sponses to the committee's survey.
WHEN PRESSED by the Daily
reporter, Mr. Farrell used the ed-
ucational resident staff as an ex-
ample. Mike was in a b it of a
quandary, however, to then ex-
plain what he meant when Rob
Bier pointed out that the commit-
tee had demanded nearly $100,000
in cuts in the budget of the edu-
cational resident staff.
' And I'm wondering w h y the
nDailyeditors won't give their own
reporters a free hand to report
the news. Certainly t h e Daily's
gross distortions and one-sided re-
porting of the IHA affairs of Dec.
served to credit no one and did
absolutely nothing to clarify the
issues for your readers.
In my two years in IHA I have
acted under the premise that my
contituency is the residence halls
student body - not the editors of
the Daily. If you have taken af-
front at this, I can only offer you
my sincere apologies. Further, I
wish you all the luck which you

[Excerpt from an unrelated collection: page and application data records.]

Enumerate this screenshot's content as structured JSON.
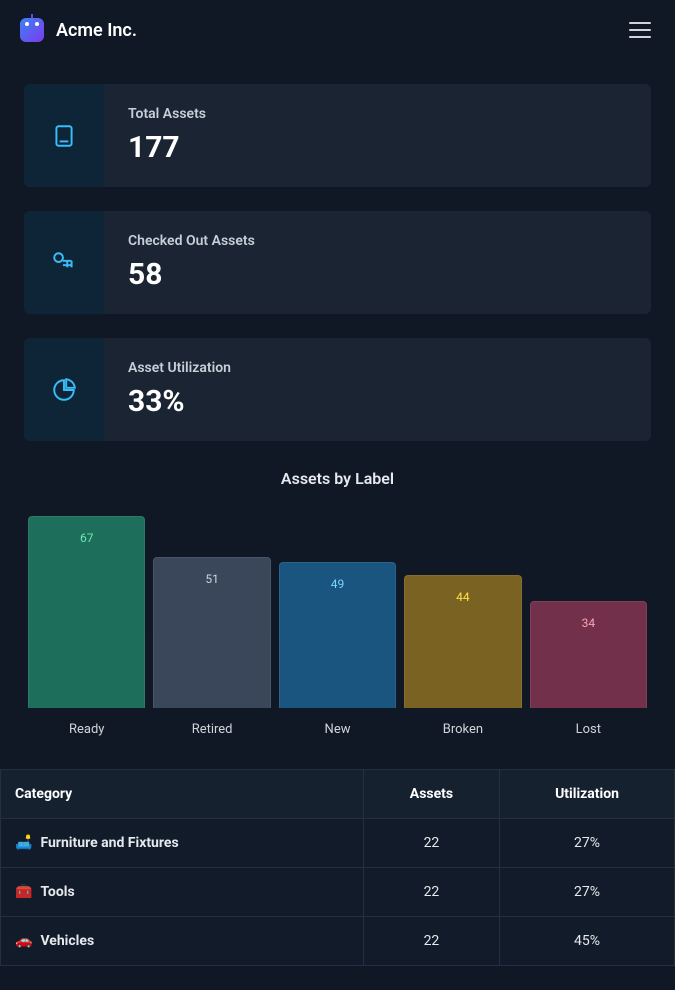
{
  "brand": {
    "name": "Acme Inc."
  },
  "stats": [
    {
      "label": "Total Assets",
      "value": "177",
      "icon": "storage-icon"
    },
    {
      "label": "Checked Out Assets",
      "value": "58",
      "icon": "tag-icon"
    },
    {
      "label": "Asset Utilization",
      "value": "33%",
      "icon": "pie-icon"
    }
  ],
  "chart_data": {
    "type": "bar",
    "title": "Assets by Label",
    "categories": [
      "Ready",
      "Retired",
      "New",
      "Broken",
      "Lost"
    ],
    "values": [
      67,
      51,
      49,
      44,
      34
    ],
    "colors": [
      "#1d6e5a",
      "#3a465a",
      "#1a5580",
      "#7a6322",
      "#72304a"
    ],
    "text_colors": [
      "#6ee7b7",
      "#cbd5e1",
      "#7dd3fc",
      "#fde047",
      "#fda4af"
    ],
    "ylim": [
      0,
      70
    ]
  },
  "table": {
    "headers": [
      "Category",
      "Assets",
      "Utilization"
    ],
    "rows": [
      {
        "icon": "🛋️",
        "name": "Furniture and Fixtures",
        "assets": "22",
        "utilization": "27%"
      },
      {
        "icon": "🧰",
        "name": "Tools",
        "assets": "22",
        "utilization": "27%"
      },
      {
        "icon": "🚗",
        "name": "Vehicles",
        "assets": "22",
        "utilization": "45%"
      }
    ]
  }
}
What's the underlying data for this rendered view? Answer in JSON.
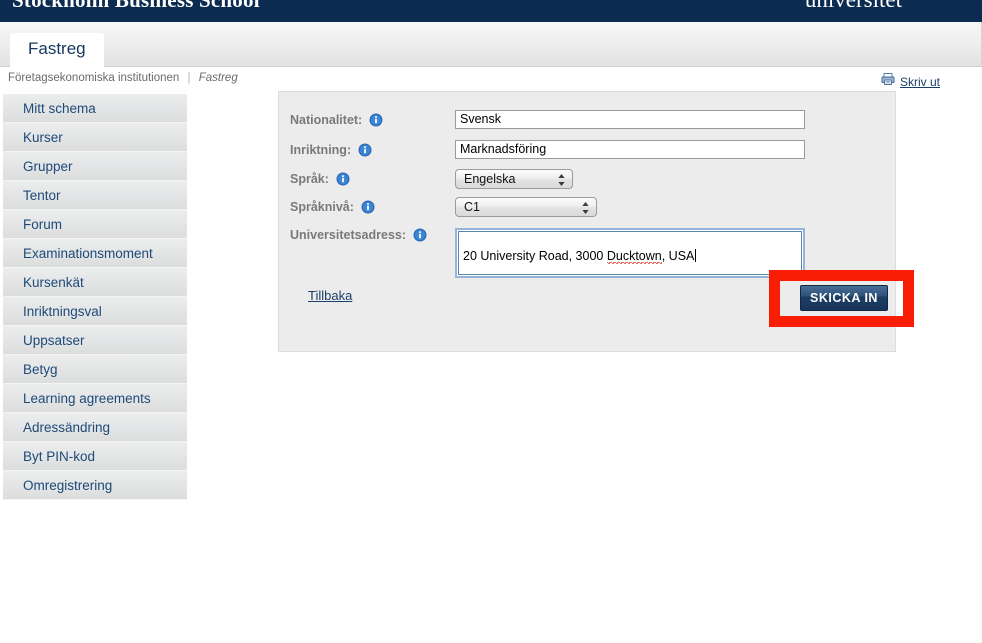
{
  "banner": {
    "brand_left": "Stockholm Business School",
    "brand_right": "universitet"
  },
  "tabs": [
    {
      "label": "Fastreg",
      "active": true
    }
  ],
  "breadcrumb": {
    "parent": "Företagsekonomiska institutionen",
    "separator": "|",
    "current": "Fastreg"
  },
  "print": {
    "icon": "printer-icon",
    "label": "Skriv ut"
  },
  "sidebar": {
    "items": [
      {
        "label": "Mitt schema"
      },
      {
        "label": "Kurser"
      },
      {
        "label": "Grupper"
      },
      {
        "label": "Tentor"
      },
      {
        "label": "Forum"
      },
      {
        "label": "Examinationsmoment"
      },
      {
        "label": "Kursenkät"
      },
      {
        "label": "Inriktningsval"
      },
      {
        "label": "Uppsatser"
      },
      {
        "label": "Betyg"
      },
      {
        "label": "Learning agreements"
      },
      {
        "label": "Adressändring"
      },
      {
        "label": "Byt PIN-kod"
      },
      {
        "label": "Omregistrering"
      }
    ]
  },
  "form": {
    "fields": [
      {
        "label": "Nationalitet:",
        "info_icon": "info-icon",
        "type": "text",
        "value": "Svensk"
      },
      {
        "label": "Inriktning:",
        "info_icon": "info-icon",
        "type": "text",
        "value": "Marknadsföring"
      },
      {
        "label": "Språk:",
        "info_icon": "info-icon",
        "type": "select",
        "value": "Engelska"
      },
      {
        "label": "Språknivå:",
        "info_icon": "info-icon",
        "type": "select",
        "value": "C1"
      },
      {
        "label": "Universitetsadress:",
        "info_icon": "info-icon",
        "type": "textarea",
        "value": "20 University Road, 3000 Ducktown, USA",
        "value_before_misspelling": "20 University Road, 3000 ",
        "misspelled_word": "Ducktown",
        "value_after_misspelling": ", USA"
      }
    ],
    "back_link": "Tillbaka",
    "submit_label": "SKICKA IN"
  },
  "annotation": {
    "highlight_color": "#f91d05",
    "target": "submit-button"
  },
  "colors": {
    "banner_navy": "#0b2b50",
    "sidebar_link": "#1d4a78",
    "button_navy": "#1d3e63",
    "highlight_red": "#f91d05"
  }
}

deserve in trying to strong arm as
many others into mouthing your
To the Editor:
THE DAILY'S report of the last
Graduate Assembly meeting was
not entirely accurate. I did not

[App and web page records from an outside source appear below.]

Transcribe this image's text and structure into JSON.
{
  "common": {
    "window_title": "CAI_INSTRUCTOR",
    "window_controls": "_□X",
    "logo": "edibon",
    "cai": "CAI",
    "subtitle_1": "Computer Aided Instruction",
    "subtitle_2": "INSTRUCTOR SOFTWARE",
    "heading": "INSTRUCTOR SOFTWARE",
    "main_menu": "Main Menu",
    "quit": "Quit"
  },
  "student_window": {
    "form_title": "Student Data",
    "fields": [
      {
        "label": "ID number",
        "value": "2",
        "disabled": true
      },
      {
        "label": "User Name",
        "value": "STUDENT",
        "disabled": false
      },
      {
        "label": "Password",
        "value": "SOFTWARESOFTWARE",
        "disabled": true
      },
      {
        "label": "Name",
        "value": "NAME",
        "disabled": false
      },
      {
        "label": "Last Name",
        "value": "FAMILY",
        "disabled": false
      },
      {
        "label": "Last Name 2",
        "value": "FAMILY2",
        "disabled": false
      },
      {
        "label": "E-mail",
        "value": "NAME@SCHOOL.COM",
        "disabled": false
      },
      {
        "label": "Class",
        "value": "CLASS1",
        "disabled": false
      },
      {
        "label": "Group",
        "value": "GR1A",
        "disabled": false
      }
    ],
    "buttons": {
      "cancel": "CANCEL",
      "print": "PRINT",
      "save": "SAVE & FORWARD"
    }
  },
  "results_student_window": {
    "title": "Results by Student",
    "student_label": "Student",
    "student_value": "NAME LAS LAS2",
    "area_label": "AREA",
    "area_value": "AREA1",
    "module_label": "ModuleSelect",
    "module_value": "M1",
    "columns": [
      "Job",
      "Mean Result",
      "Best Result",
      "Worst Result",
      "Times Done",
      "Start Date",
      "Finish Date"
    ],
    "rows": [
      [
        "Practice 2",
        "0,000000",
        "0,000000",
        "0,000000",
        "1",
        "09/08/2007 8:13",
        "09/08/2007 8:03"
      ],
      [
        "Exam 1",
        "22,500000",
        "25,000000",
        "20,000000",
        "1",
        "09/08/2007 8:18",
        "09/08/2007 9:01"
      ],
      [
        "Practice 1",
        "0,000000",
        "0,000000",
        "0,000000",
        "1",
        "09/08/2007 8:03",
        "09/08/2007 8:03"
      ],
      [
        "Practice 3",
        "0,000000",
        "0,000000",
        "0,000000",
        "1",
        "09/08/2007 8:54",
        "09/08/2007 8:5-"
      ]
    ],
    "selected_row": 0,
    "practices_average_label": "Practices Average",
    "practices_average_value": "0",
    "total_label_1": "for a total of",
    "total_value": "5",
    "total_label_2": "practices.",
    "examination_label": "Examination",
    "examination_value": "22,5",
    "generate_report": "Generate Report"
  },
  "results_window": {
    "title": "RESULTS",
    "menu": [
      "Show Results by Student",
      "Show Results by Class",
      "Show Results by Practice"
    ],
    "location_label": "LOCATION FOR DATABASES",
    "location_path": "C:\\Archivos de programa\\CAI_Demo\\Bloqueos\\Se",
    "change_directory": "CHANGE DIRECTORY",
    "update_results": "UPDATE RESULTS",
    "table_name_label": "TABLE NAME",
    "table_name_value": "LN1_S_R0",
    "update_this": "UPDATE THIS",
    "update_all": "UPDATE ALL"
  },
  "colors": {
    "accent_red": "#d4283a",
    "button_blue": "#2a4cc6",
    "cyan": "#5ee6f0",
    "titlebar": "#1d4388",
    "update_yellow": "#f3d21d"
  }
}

say that I expected that the Rack-
ham executive board would ap-
prove student parity on the board.
Quite the reverse, I would predict
protracted delay and seeking of

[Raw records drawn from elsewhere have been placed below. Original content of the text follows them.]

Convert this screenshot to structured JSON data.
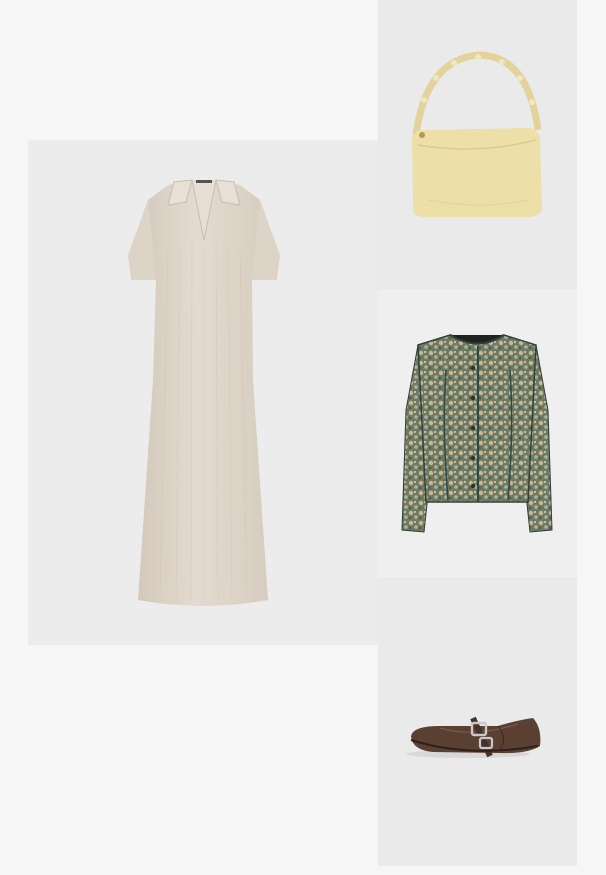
{
  "outfit": {
    "items": [
      {
        "id": "dress",
        "kind": "ribbed-knit-polo-maxi-dress",
        "color": "#ded4c9"
      },
      {
        "id": "bag",
        "kind": "shoulder-bag",
        "color": "#ecdfa8"
      },
      {
        "id": "jacket",
        "kind": "floral-quilted-jacket",
        "color": "#6f7a62"
      },
      {
        "id": "shoes",
        "kind": "buckle-ballet-flats",
        "color": "#5a3f33"
      }
    ]
  },
  "colors": {
    "page_background": "#f6f6f6",
    "panel_background": "#ececec"
  }
}
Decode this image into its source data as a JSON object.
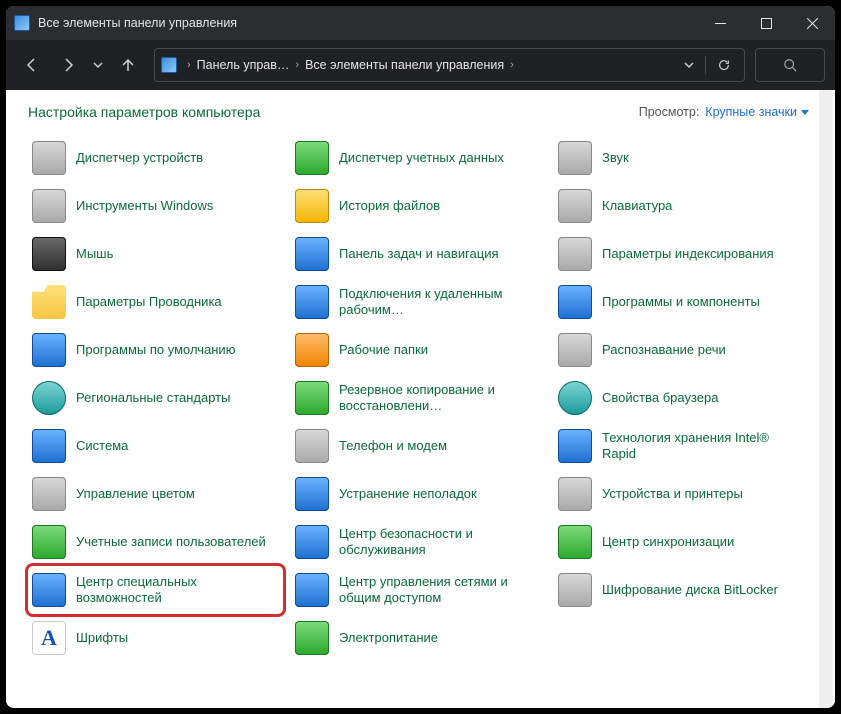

compromise. WhataIdid say was
that the board would probably be
willing to talk about the issue bey-
ond the point of exasperation.
Similarly, I did not say anything
abou the board's seeking stu-
dents for dissertation committees
through Graduate Assembly, a
notion that is bizarre and absurd.
I did say that students as full,
voting members of the Rackham
board could begin to change the
unreasonable inflexibility of the
school on this and other issues.
. t4. - -
"Don't nybody move , .
ARMS UP NP DOWN!I
recommending immediate review
of SDS' recognition as a student
organization. In addition to the
instances which he cited, we have
now experienced the SDS action
against du Pont and attempted
action against the Air Force and
Gulf Oil Company employment re-
presentatives, and four large and,
expensive windows in our area
have been smashed. During the
duPont demonstration I was man-
handled and forceably prevented
from entering the interview room,
and many threats of more serious
violence were made to the duPont
representative, the security offi-
cers, and to me. In particular, a
concerted rush was made on the
interview room with the avowed
intention of capturing the repre-
sentative and taking him against
his will to the "Fishbowl," appar-
ently to make sport of him. If the
security officers had not success-
fully repulsed this effort, t h e r e
undoubtedly would have been
much more serious violence than
the scuffles which did occur.
IN VIEW OF the recent con-
viction of SDS by CSJ of a similar
violation of SGC rules in connec-
tion with the blockading of the
Navy Underwater Weapons Lab-
oratory representative last March,
continued recognition and priv-
To the Editor:
PRESIDENT FLEMING'S r e -
ported views about the legislation
which threatens to cut off financ-
ial aid to students involved in poli-
tically motivated disruptions, as
testified before the House Spec-
ial Subcommittee on Education,
sound admirable. Apparently he
is aware of the inequitable nature
of this oppressive measure, as it
affects some more than other
students and is not governed judi-
cially. Many men, for the misguid-
ed sake of upholding the rule of
law, give tacit support to individ-
ual discriminatory laws by com-
plying with them. Few are willing
to risk principled violation of such
laws in order to contest them.
There is a striking irony to me
as a Rhodesian student. Some
years ago there was an outcry in
American government and univer-
sity circles when the Smith regime
passed a bill requiring the suspen-
sion of government scholarships to
students at the University College
of Rhodesia who engaged in poli-
tical activities on campus. Natur-
ally the students most disastrously